Click to follow
The Independent Online
Just 10 per cent of companies have changed their policy on directors' employment contracts since the 1995 Greenbury report on executive pay, the shareholder advisory consultants, Pirc, claimed yesterday.

In its response to consultation by the Hampel Committee on corporate governance, the successor to the Cadbury Committee headed by ICI chairman Sir Ronnie Hampel, Pirc argued investors had been baffled by a "blizzard of statistics" following the Greenbury codes call for business to publish more information about directors' pay.

The Pirc submission added: "There has been an explosion of detail declared on remuneration, but little direct impact from shareholders in linking pay to performance."

It criticised the "fruit machine effect" of recently introduced long- term bonus schemes (L-Tips), which claim to link share payouts to executives' performance but in reality "deliver arbitrary results". This year many L-Tip schemes will start paying out large sums in shares to directors, often above the straightforward share option plans they replaced.

Pirc said big City shareholders were still not taking the opportunity to influence companies' policies by voting on resolutions at annual general meetings. The group argued that institutional investors should be required to make their voting policy public.

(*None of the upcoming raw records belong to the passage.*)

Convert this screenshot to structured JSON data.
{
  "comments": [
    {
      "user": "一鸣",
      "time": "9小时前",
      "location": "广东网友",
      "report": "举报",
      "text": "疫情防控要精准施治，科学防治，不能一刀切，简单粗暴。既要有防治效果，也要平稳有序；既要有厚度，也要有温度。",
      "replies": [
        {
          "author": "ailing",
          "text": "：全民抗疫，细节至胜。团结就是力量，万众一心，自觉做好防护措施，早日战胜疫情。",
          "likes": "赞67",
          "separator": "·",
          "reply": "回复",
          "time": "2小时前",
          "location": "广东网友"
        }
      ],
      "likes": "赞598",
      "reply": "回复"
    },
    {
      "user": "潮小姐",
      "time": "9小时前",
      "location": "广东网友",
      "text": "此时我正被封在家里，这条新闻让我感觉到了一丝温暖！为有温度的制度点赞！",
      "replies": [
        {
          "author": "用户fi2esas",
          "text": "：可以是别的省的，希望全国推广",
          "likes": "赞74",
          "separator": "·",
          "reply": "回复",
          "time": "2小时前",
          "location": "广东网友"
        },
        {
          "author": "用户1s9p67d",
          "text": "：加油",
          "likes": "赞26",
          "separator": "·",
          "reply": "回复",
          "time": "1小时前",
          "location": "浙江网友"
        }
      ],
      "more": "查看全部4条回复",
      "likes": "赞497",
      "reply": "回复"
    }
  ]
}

The Pirc proposals emerged as British Gas released its annual report, which showed the pay of its directors fell by 11 per cent last year to pounds 3.04m. The report confirmed most senior directors received average pay rises between 3 and 5 per cent from 1 January, information which was made public when the group, now renamed BG Plc, demerged last month.